Under Texas Tax Code §171.001(b), Texas’ ability to impose franchise tax extends to the limits of the United States’ Constitution and the federal law adopted under the United States Constitution.    The Supreme Court overturned the physical presence requirement for “nexus” with its ruling in South Dakota v. Wayfair, Inc., 138 S.Ct. 2080 (2018).  As such, Texas has amended its franchise tax rules to adopt an economic “nexus” provision in furtherance of Texas Tax Code §171.001(b).

Under these rule changes, for each federal income tax accounting period ending in 2019 or later, a “foreign taxable entity” has “nexus” in Texas and is subject to Texas franchise tax, even if it has no physical presence in Texas, if during that federal income tax accounting period, it had gross receipts from business done in Texas of $500,000.00 or more, as determined using the Texas apportionment sourcing rules found in 34 TAC §3.591.[2]  Under the new rule, a “foreign taxable entity” is a taxable entity that is not chartered or organized in Texas.[3]

Further, per 34 TAC §3.586(e), a “foreign taxable entity” with a Texas use tax permit is presumed to have “nexus” in Texas and is subject to Texas franchise tax.  During the comments period after the proposed rules were announced, one public commentator noted that the proposed 34 TAC §3.586(e) could be a potential constitutional violation if the Comptroller presumes that a foreign entity has “nexus” solely because it obtains a use tax permit.  In response, the Comptroller stated that the presumption codifies an existing Comptroller practice and that the presumption could be rebutted by the entity.

With the newly implemented 34 TAC §3.586, there are now three ways a “foreign taxable entity” can establish “nexus” with Texas for franchise tax purposes: (1) the date the entity establishes a physical presence in Texas[4]; (2) the date it acquires a Texas use tax permit[5]; or (3) the first day of the federal accounting period where it has over $500,000.00 in Texas gross receipts.[6]

It is worth remembering that while the new 34 TAC §3.586 sets an economic “nexus” threshold of $500,000.00, under Tex. Tax Code §171.002(d)(2) the no tax due threshold for franchise tax is $1,180,000.00 of gross receipts for 2020 and 2021.[7]  Therefore, it is possible that a taxable entity may be determined to have “nexus” with Texas because it has reached the $500,000.00 threshold, it won’t have any franchise tax liability because it has not passed the no tax threshold of $1,810,000.00.


For a consultation with Freeman Law, contact us at (214) 984-3000 or email us.


State and Local Tax Services

Freeman Law works with tax clients across all industries, including manufacturing, services, technology, oil and gas, financial services, and real estate.

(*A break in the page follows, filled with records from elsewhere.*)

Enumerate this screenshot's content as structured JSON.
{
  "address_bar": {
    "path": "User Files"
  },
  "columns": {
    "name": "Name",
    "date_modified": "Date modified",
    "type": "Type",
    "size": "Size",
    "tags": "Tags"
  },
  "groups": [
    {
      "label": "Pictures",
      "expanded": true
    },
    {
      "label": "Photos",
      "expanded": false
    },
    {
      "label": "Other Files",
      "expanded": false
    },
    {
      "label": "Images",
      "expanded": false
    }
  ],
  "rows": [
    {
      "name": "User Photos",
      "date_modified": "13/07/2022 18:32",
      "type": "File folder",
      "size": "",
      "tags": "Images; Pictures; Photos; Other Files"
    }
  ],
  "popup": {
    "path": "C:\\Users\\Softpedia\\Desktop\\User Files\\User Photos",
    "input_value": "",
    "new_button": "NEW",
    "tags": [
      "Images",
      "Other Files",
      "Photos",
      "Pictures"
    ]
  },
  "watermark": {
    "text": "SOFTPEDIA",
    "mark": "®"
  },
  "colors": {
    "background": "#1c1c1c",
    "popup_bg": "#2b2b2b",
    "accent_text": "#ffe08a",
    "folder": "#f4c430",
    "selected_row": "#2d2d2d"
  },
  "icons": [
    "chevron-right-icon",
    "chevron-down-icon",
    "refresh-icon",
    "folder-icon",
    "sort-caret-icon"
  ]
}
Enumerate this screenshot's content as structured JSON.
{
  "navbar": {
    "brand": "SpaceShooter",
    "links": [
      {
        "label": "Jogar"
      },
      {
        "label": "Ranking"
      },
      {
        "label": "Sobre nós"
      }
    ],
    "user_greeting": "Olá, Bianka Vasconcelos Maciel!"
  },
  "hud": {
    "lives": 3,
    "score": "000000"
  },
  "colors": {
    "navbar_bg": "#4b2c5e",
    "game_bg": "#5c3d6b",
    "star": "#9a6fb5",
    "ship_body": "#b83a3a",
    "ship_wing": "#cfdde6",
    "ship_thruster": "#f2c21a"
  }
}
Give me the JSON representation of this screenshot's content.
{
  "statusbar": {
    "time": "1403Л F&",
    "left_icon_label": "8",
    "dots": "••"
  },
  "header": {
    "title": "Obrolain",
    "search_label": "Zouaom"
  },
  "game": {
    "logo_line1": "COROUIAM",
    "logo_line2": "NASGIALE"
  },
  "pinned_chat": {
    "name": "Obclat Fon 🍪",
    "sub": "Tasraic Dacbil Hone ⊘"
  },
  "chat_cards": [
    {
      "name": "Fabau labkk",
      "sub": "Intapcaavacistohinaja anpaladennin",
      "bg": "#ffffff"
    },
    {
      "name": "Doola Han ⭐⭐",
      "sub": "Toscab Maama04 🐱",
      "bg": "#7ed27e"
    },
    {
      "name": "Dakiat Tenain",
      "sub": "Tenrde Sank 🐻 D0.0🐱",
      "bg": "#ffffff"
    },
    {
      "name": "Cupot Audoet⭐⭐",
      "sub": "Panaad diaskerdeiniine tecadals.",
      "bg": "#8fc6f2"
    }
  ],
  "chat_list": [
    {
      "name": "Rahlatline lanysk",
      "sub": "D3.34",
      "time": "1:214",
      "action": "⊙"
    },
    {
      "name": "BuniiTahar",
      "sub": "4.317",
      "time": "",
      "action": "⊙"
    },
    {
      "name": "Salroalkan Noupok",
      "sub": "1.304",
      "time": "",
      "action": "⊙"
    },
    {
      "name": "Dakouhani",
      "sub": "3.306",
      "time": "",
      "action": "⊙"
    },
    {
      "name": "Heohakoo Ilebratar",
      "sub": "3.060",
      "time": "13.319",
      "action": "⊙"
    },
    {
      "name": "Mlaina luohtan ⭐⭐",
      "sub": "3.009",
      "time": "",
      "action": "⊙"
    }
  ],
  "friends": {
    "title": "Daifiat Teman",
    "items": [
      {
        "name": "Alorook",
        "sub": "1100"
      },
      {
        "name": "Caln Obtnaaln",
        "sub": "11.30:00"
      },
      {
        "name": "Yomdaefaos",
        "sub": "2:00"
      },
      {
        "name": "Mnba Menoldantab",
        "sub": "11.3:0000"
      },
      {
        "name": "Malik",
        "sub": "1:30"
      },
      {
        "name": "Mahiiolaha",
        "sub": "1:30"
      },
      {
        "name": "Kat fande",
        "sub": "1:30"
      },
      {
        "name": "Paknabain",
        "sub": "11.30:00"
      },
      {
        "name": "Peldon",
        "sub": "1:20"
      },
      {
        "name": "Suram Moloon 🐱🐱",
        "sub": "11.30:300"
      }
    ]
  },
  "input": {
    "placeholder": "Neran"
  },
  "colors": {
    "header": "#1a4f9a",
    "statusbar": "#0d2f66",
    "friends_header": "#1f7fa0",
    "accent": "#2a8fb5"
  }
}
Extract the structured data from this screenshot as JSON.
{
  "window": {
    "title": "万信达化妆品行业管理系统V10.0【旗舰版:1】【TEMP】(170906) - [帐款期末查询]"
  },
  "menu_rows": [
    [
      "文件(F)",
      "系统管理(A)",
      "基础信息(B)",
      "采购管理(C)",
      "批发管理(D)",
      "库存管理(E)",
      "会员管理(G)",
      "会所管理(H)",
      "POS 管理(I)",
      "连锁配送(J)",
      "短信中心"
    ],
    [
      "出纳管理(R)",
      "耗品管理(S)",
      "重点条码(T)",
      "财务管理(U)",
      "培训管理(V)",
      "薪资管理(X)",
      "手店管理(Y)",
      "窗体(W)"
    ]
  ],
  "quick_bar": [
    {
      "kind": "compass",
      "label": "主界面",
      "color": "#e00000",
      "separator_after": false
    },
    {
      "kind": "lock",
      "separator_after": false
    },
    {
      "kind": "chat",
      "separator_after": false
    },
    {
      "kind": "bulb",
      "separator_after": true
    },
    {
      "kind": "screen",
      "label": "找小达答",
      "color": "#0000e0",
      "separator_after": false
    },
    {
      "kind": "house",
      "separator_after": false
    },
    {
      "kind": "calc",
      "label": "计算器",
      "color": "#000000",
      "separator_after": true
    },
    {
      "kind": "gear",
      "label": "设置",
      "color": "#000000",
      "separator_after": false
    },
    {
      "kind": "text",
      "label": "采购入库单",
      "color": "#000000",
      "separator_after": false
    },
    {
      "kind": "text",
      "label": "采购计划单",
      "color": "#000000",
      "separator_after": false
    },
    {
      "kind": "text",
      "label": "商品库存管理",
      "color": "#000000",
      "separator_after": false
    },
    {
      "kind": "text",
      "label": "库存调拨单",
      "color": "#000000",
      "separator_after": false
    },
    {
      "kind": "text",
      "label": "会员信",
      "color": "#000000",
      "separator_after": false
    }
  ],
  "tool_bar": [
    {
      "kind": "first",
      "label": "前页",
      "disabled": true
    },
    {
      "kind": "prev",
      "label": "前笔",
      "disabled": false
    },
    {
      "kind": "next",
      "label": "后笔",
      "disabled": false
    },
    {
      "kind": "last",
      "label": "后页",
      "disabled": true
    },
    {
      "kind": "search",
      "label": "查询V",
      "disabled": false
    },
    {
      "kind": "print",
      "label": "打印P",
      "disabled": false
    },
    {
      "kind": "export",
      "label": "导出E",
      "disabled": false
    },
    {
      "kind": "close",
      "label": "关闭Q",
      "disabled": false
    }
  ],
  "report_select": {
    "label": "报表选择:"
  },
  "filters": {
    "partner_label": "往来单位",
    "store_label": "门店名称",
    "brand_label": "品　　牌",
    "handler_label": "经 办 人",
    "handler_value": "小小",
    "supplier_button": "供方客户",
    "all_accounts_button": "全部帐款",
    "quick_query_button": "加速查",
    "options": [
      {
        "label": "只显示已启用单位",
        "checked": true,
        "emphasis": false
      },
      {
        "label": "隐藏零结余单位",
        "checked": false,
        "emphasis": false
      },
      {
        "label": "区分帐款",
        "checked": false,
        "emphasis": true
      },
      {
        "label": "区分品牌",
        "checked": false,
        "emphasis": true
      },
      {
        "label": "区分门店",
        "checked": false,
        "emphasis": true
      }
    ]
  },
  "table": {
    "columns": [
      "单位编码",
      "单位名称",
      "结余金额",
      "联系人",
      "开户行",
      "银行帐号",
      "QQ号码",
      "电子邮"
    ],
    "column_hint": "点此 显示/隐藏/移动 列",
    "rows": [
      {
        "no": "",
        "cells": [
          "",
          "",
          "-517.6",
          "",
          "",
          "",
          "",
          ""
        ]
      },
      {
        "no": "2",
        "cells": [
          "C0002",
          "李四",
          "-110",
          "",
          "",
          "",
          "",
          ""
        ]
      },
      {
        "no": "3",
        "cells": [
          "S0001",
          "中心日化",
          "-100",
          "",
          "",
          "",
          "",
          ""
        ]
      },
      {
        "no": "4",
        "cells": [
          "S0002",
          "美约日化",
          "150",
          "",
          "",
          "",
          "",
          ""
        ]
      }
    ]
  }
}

State and local tax laws and rules are complex and vary from state to state. As states confront budgetary deficits due to declining tax revenues and increased government spending, tax authorities aggressively enforce state tax laws to recapture lost revenues.

At Freeman Law, our experienced attorneys regularly guide our clients through complex state and local tax issues—issues that are frequently changing as states seek to keep pace with technology and the evolution of business. Staying ahead requires sophisticated legal counsel dedicated to understanding the complex state tax issues that confront businesses and individuals. Schedule a consultation or call (214) 984-3000 to discuss your Local & State tax concerns and questions.


[1] The proposed amendments were published in the September 27, 2019 issue of the Texas Register (44 TexReg 5478).

[2] See 34 TAC §3.586(f).

[3] See 34 TAC §3.586(b).

[4] See 34 TAC §3.586(d).

[5] See 34 TAC §3.586(e).

[6] See 34 TAC §3.586(f).

[7]  Tex. Tax Code §171.002(d)(2) references Tex. Tax Code §171.006(b) which discusses adjustments to the no tax threshold based on fluctuations in the consumer price index. The Comptroller has provided guidance on the no tax threshold, setting the threshold for 2020 and 2021 at $1,810,000.00. See Texas Comptroller, Franchise Tax.